* MATERIAL PROVIDED:

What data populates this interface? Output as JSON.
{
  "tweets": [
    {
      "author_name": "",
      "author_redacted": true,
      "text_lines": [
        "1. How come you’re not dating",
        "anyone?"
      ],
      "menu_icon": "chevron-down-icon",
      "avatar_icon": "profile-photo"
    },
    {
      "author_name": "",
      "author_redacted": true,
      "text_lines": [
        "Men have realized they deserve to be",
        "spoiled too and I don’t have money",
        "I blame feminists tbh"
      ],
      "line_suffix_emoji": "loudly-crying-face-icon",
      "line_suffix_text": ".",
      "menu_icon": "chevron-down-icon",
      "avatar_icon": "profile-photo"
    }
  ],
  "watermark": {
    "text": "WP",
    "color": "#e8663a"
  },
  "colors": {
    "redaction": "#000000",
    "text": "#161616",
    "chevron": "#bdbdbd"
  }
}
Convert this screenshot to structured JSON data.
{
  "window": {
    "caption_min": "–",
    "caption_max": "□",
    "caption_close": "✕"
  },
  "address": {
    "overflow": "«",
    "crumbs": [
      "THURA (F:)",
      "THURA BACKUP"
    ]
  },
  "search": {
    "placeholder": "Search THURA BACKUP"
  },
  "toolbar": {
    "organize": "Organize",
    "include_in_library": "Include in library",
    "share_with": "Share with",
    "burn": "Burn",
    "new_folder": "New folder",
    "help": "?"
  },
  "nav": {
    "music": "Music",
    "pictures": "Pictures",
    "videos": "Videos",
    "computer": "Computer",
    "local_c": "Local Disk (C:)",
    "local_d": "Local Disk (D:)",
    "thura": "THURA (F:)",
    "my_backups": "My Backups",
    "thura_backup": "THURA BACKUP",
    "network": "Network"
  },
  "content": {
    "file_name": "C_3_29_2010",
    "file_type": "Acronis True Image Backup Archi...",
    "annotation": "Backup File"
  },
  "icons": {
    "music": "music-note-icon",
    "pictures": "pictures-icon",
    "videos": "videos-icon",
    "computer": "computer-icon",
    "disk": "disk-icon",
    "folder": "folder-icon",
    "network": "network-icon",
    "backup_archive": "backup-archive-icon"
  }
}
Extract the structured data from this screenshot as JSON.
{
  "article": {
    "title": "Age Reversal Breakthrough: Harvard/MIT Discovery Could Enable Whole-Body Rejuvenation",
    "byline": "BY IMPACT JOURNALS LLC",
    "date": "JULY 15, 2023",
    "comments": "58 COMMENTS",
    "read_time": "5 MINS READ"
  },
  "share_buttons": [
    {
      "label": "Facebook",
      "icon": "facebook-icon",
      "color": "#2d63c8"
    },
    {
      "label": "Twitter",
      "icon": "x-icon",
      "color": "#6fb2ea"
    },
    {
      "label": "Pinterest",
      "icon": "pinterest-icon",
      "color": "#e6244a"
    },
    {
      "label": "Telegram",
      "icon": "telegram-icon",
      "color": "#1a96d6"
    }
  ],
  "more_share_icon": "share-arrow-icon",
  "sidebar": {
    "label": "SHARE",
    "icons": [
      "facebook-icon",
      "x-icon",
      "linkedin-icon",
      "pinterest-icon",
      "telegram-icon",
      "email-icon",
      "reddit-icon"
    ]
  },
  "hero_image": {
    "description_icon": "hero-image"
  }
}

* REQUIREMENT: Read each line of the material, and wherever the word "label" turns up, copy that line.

* SOLUTION TO THE EXERCISE:
      "label": "Facebook",
      "label": "Twitter",
      "label": "Pinterest",
      "label": "Telegram",
    "label": "SHARE",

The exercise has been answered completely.